Why It Works
- A balanced spice blend in the rub provides a good contrast between sweet and savory.
- Adding spice rub to the sauce yields a more complex flavor.
Let's say, for argument's sake, that you've already sworn off store-bought salad dressing for good. Wise move. Here's your next one: Ditch the store-bought spice rubs and barbecue sauce. The rubs come at a huge markup for what is essentially a container full of salt and sugar, with a touch of spice. Sauces might be a better value, but almost inevitably, they're achingly sweet, with built-in cruddy smoke flavor.
Here's the good news: If you barbecue or grill with any frequency, it's easy (and cheap!) to make big batches of homemade spice rub and sauce that will keep in your pantry and your fridge (respectively) for several months, saving you money while simultaneously delivering flavor that's superior to anything you can get premade. I set out to make a balanced rub and sauce that would work well with a wide range of grilled meats and vegetables, whether you're slow-cooking ribs or pulled pork, or grilling chicken or even tofu.
For the rub, I use equal parts paprika and brown sugar, along with kosher salt, ground mustard seeds, black pepper, ground coriander seeds, dried oregano, granulated garlic, and granulated onion. This produces a blend that's equal parts savory and sweet (but not overly sweet), with just a minor hint of heat. Of course, you should feel free to adjust the seasonings as you see fit—a small pinch of cayenne wouldn't be out of place. This is the spice rub I keep in a deli container in my pantry at all times.
For the sauce, I start with a classic Kansas City–style base of molasses, to which I add some ketchup, mustard, chicken stock, Worcestershire sauce, cider vinegar, and hot sauce. I originally started by sautéing an onion in butter before adding the liquid, but found that for a short simmer, an onion grated on the large holes of a box grater provided the right pungency and was much faster, too. To really add depth to the sauce, I add a couple of tablespoons of my spice rub and simmer it all together. If you plan on using this for foods cooked indoors (like this oven-cooked pulled pork), a touch of high-quality liquid smoke, like Wright's, works great.

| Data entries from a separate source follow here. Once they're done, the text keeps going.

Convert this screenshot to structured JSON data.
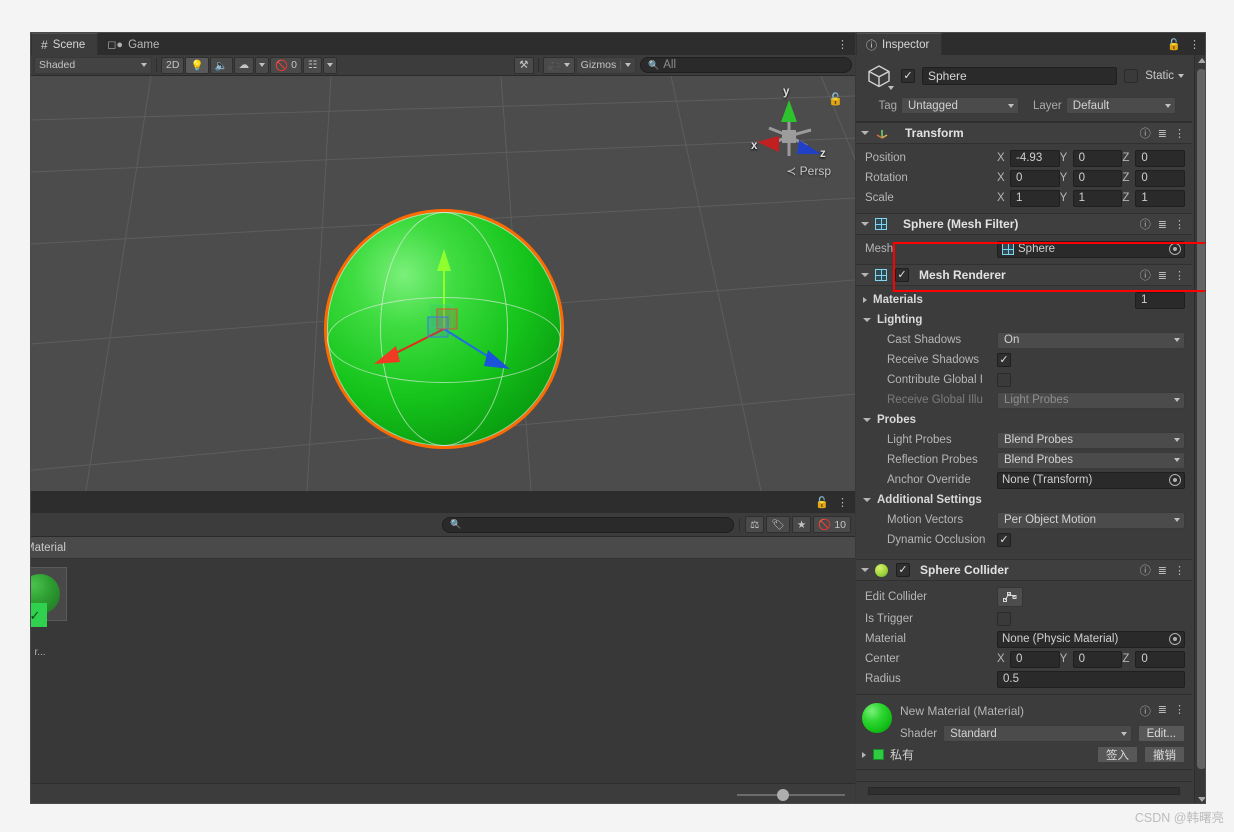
{
  "scene_view": {
    "tabs": [
      {
        "label": "Scene",
        "icon": "hash-icon",
        "active": true
      },
      {
        "label": "Game",
        "icon": "gamepad-icon",
        "active": false
      }
    ],
    "kebab": "⋮",
    "toolbar": {
      "draw_mode": "Shaded",
      "mode_2d": "2D",
      "lighting_icon": "lightbulb-icon",
      "audio_icon": "audio-icon",
      "fx_icon": "effects-icon",
      "hidden_count": "0",
      "hidden_icon": "eye-off-icon",
      "grid_icon": "grid-snap-icon",
      "tools_icon": "tools-icon",
      "camera_icon": "camera-icon",
      "gizmos_label": "Gizmos",
      "search_placeholder": "All",
      "search_icon": "search-icon"
    },
    "gizmo": {
      "x_label": "x",
      "y_label": "y",
      "z_label": "z",
      "persp_label": "Persp",
      "lock_icon": "lock-icon"
    },
    "object_color": "#22cc22",
    "selection_outline_color": "#ff6a00"
  },
  "project_view": {
    "lock_icon": "lock-icon",
    "kebab": "⋮",
    "search_placeholder": "",
    "search_icon": "search-icon",
    "toolbar_icons": [
      "package-icon",
      "label-icon",
      "favorite-star-icon"
    ],
    "hidden_icon": "eye-off-icon",
    "hidden_count": "10",
    "breadcrumb": "Material",
    "asset_label": "r..."
  },
  "inspector": {
    "tab_label": "Inspector",
    "tab_icon": "info-icon",
    "lock_icon": "lock-icon",
    "kebab": "⋮",
    "object": {
      "icon": "cube-icon",
      "enabled": true,
      "name": "Sphere",
      "static_label": "Static",
      "static_checked": false,
      "tag_label": "Tag",
      "tag_value": "Untagged",
      "layer_label": "Layer",
      "layer_value": "Default"
    },
    "components": [
      {
        "id": "transform",
        "title": "Transform",
        "icon": "transform-axes-icon",
        "has_checkbox": false,
        "highlight": false,
        "rows": [
          {
            "label": "Position",
            "type": "vector3",
            "x": "-4.93",
            "y": "0",
            "z": "0"
          },
          {
            "label": "Rotation",
            "type": "vector3",
            "x": "0",
            "y": "0",
            "z": "0"
          },
          {
            "label": "Scale",
            "type": "vector3",
            "x": "1",
            "y": "1",
            "z": "1"
          }
        ]
      },
      {
        "id": "mesh-filter",
        "title": "Sphere (Mesh Filter)",
        "icon": "mesh-filter-icon",
        "has_checkbox": false,
        "highlight": true,
        "rows": [
          {
            "label": "Mesh",
            "type": "object",
            "value": "Sphere",
            "value_icon": "mesh-icon"
          }
        ]
      },
      {
        "id": "mesh-renderer",
        "title": "Mesh Renderer",
        "icon": "mesh-renderer-icon",
        "has_checkbox": true,
        "checked": true,
        "highlight": false,
        "rows": [
          {
            "label": "Materials",
            "type": "foldout-collapsed",
            "value": "1"
          },
          {
            "label": "Lighting",
            "type": "foldout-open"
          },
          {
            "label": "Cast Shadows",
            "type": "dropdown",
            "value": "On",
            "indent": true
          },
          {
            "label": "Receive Shadows",
            "type": "checkbox",
            "checked": true,
            "indent": true
          },
          {
            "label": "Contribute Global I",
            "type": "checkbox",
            "checked": false,
            "indent": true
          },
          {
            "label": "Receive Global Illu",
            "type": "dropdown",
            "value": "Light Probes",
            "indent": true,
            "disabled": true
          },
          {
            "label": "Probes",
            "type": "foldout-open"
          },
          {
            "label": "Light Probes",
            "type": "dropdown",
            "value": "Blend Probes",
            "indent": true
          },
          {
            "label": "Reflection Probes",
            "type": "dropdown",
            "value": "Blend Probes",
            "indent": true
          },
          {
            "label": "Anchor Override",
            "type": "object",
            "value": "None (Transform)",
            "indent": true
          },
          {
            "label": "Additional Settings",
            "type": "foldout-open"
          },
          {
            "label": "Motion Vectors",
            "type": "dropdown",
            "value": "Per Object Motion",
            "indent": true
          },
          {
            "label": "Dynamic Occlusion",
            "type": "checkbox",
            "checked": true,
            "indent": true
          }
        ]
      },
      {
        "id": "sphere-collider",
        "title": "Sphere Collider",
        "icon": "sphere-collider-icon",
        "has_checkbox": true,
        "checked": true,
        "highlight": false,
        "rows": [
          {
            "label": "Edit Collider",
            "type": "button-icon",
            "icon": "edit-collider-icon"
          },
          {
            "label": "Is Trigger",
            "type": "checkbox",
            "checked": false
          },
          {
            "label": "Material",
            "type": "object",
            "value": "None (Physic Material)"
          },
          {
            "label": "Center",
            "type": "vector3",
            "x": "0",
            "y": "0",
            "z": "0"
          },
          {
            "label": "Radius",
            "type": "text",
            "value": "0.5"
          }
        ]
      }
    ],
    "material_block": {
      "title": "New Material (Material)",
      "preview_icon": "material-sphere-icon",
      "shader_label": "Shader",
      "shader_value": "Standard",
      "edit_label": "Edit...",
      "vcs_status": "私有",
      "vcs_checked": true,
      "checkin_label": "签入",
      "revert_label": "撤销"
    }
  },
  "watermark": "CSDN @韩曙亮"
}
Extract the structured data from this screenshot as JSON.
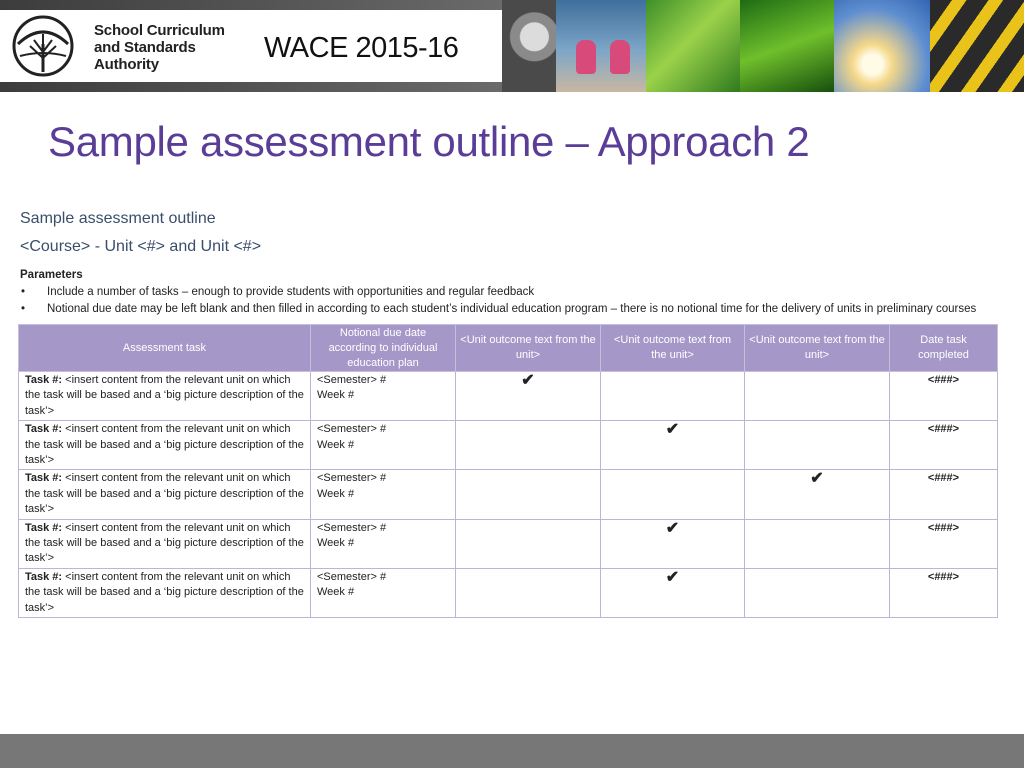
{
  "banner": {
    "org_line1": "School Curriculum",
    "org_line2": "and Standards",
    "org_line3": "Authority",
    "wace_label": "WACE 2015-16",
    "logo_icon": "tree-logo-icon"
  },
  "slide": {
    "title": "Sample assessment outline – Approach 2"
  },
  "document": {
    "title": "Sample assessment outline",
    "subtitle": "<Course> - Unit <#> and Unit <#>",
    "parameters_heading": "Parameters",
    "bullet_glyph": "•",
    "bullets": [
      "Include a number of tasks – enough to provide students with opportunities and regular feedback",
      "Notional due date may be left blank and then filled in according to each student’s individual education program – there is no notional time for the delivery of units in preliminary courses"
    ]
  },
  "table": {
    "headers": [
      "Assessment task",
      "Notional due date according to individual education plan",
      "<Unit outcome text from the unit>",
      "<Unit outcome text from the unit>",
      "<Unit outcome text from the unit>",
      "Date task completed"
    ],
    "check_glyph": "✔",
    "rows": [
      {
        "task_label": "Task #:",
        "task_text": " <insert content from the relevant unit on which the task will be based and a ‘big picture description of the task’>",
        "semester": "<Semester> #",
        "week": "Week #",
        "outcome_checks": [
          true,
          false,
          false
        ],
        "completed": "<###>"
      },
      {
        "task_label": "Task #:",
        "task_text": " <insert content from the relevant unit on which the task will be based and a ‘big picture description of the task’>",
        "semester": "<Semester> #",
        "week": "Week #",
        "outcome_checks": [
          false,
          true,
          false
        ],
        "completed": "<###>"
      },
      {
        "task_label": "Task #:",
        "task_text": " <insert content from the relevant unit on which the task will be based and a ‘big picture description of the task’>",
        "semester": "<Semester> #",
        "week": "Week #",
        "outcome_checks": [
          false,
          false,
          true
        ],
        "completed": "<###>"
      },
      {
        "task_label": "Task #:",
        "task_text": " <insert content from the relevant unit on which the task will be based and a ‘big picture description of the task’>",
        "semester": "<Semester> #",
        "week": "Week #",
        "outcome_checks": [
          false,
          true,
          false
        ],
        "completed": "<###>"
      },
      {
        "task_label": "Task #:",
        "task_text": " <insert content from the relevant unit on which the task will be based and a ‘big picture description of the task’>",
        "semester": "<Semester> #",
        "week": "Week #",
        "outcome_checks": [
          false,
          true,
          false
        ],
        "completed": "<###>"
      }
    ]
  },
  "colors": {
    "title": "#5a3d96",
    "table_header": "#a598c8",
    "footer": "#777777"
  }
}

With the rub and sauce on hand at all times, you'll be ready for anything that your grill might throw at you.
How to Make an Easy All-Purpose Barbecue Sauce and Rub
For the Rub:
1/3 cup paprika (2 ounces; 60g)
1/3 cup dark brown sugar (2.5 ounces; 70g)
1/4 cup kosher salt (1.5 ounces; 45g)
4 teaspoons (12g) ground mustard
2 teaspoons (6g) freshly ground black pepper
2 teaspoons (6g) ground coriander seeds
1 tablespoon (5g) dried oregano
1 tablespoon (10g) granulated garlic powder
1 tablespoon (10g) granulated onion powder
For the Sauce:
1 cup (240ml) chicken broth
1/2 cup (120ml) ketchup
1/4 cup (60ml) dark molasses, plus more to taste
1 small onion, grated on the large holes of a box grater (about 4 ounces; 115g)
2 tablespoons (30ml) Worcestershire sauce
1 tablespoon (15ml) brown mustard
2 tablespoons (30ml) cider vinegar, plus more to taste
2 teaspoons (10ml) hot sauce, plus more to taste
2 tablespoons (25g) spice rub
1 teaspoon (5ml) liquid smoke, such as Wright's (optional)
For the Rub: Whisk all rub ingredients together to combine. Use your fingertips to break up any large clumps of brown sugar. For better flavor, before combining, toast ground mustard, black pepper, and coriander in a dry skillet over medium heat until fragrant. Store rub in a sealed container at room temperature for several months. (It will lose flavor over time, but it will not go bad.)
For the Sauce: Combine all sauce ingredients in a small saucepan over medium-low heat. Whisk together and simmer until reduced to a glaze consistency, about 15 minutes (sauce should reduce by about one-third). Adjust flavor with more molasses, vinegar, or hot sauce to taste. Cooled barbecue sauce can be stored in a sealed container in the refrigerator for several months.
|Nutrition Facts (per serving)|
|Amount per serving|
|% Daily Value*|
|Total Fat 0g||0%|
|Saturated Fat 0g||0%|
|Total Carbohydrate 8g||3%|
|Dietary Fiber 0g||1%|
|Total Sugars 7g|
|Vitamin C 1mg||6%|
|*The % Daily Value (DV) tells you how much a nutrient in a food serving contributes to a daily diet. 2,000 calories a day is used for general nutrition advice.|